Show all lines containing "Wireframe" from the data below.

#####

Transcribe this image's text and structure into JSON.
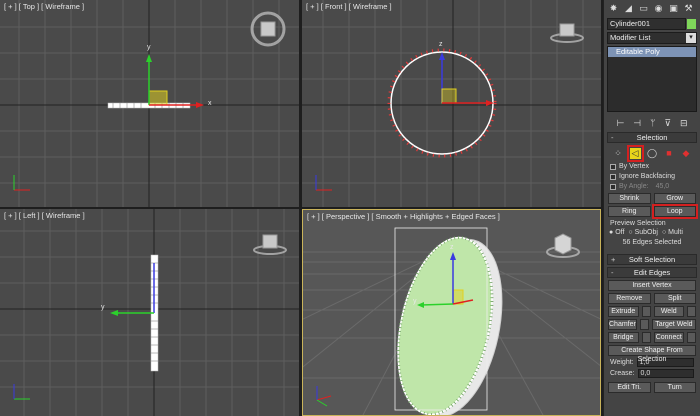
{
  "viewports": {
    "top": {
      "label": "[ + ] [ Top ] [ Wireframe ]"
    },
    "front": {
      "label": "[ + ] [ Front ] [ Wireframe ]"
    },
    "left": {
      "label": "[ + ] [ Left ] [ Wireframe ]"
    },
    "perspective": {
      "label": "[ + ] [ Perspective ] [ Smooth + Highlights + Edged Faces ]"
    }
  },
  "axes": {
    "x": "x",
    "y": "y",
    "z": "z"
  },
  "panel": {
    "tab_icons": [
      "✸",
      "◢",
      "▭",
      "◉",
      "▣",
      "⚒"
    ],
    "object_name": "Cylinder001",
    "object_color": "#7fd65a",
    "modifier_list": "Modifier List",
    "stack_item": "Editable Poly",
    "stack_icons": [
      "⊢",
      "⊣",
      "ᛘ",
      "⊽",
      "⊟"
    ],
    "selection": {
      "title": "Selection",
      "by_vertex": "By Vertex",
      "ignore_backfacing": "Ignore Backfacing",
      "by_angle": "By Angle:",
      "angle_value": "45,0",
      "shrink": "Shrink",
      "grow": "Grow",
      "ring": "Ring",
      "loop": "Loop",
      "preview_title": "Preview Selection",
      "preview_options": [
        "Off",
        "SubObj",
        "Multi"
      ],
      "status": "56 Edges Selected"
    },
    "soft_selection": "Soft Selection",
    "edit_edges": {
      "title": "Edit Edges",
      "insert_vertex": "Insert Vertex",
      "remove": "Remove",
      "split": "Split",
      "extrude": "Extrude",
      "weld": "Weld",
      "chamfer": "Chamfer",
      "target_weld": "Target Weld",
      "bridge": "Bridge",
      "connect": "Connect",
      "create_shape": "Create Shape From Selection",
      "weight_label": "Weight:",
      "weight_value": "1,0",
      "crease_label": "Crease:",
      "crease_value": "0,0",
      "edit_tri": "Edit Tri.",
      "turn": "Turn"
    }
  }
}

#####

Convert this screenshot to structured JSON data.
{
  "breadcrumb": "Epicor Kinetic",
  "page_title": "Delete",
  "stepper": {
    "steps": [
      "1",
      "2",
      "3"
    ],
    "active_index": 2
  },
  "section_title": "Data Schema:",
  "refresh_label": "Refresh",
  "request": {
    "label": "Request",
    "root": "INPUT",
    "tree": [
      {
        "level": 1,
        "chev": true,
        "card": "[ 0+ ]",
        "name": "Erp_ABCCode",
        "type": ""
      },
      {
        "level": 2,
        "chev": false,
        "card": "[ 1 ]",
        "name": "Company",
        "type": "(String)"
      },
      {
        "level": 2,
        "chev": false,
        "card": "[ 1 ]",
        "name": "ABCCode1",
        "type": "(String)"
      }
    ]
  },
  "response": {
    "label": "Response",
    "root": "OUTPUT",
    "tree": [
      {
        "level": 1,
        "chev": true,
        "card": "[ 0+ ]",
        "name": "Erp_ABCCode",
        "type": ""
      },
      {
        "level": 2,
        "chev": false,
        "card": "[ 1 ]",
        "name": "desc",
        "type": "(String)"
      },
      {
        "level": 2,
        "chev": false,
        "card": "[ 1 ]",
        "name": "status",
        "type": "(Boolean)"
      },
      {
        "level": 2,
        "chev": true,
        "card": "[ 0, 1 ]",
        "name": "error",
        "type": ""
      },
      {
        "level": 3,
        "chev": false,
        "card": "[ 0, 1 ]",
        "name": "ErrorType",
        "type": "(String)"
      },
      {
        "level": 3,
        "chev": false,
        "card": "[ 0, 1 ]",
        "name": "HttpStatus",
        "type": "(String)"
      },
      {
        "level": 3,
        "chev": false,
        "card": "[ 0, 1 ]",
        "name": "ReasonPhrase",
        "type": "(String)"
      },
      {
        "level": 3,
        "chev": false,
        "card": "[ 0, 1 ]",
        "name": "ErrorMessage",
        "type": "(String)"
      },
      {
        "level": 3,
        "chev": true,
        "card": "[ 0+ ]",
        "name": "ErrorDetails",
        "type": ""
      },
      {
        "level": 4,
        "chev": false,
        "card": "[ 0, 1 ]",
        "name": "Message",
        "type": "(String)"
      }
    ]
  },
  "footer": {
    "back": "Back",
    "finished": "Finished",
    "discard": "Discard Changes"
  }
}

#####

**Expected answer**
      "label": "[ + ] [ Top ] [ Wireframe ]"
      "label": "[ + ] [ Front ] [ Wireframe ]"
      "label": "[ + ] [ Left ] [ Wireframe ]"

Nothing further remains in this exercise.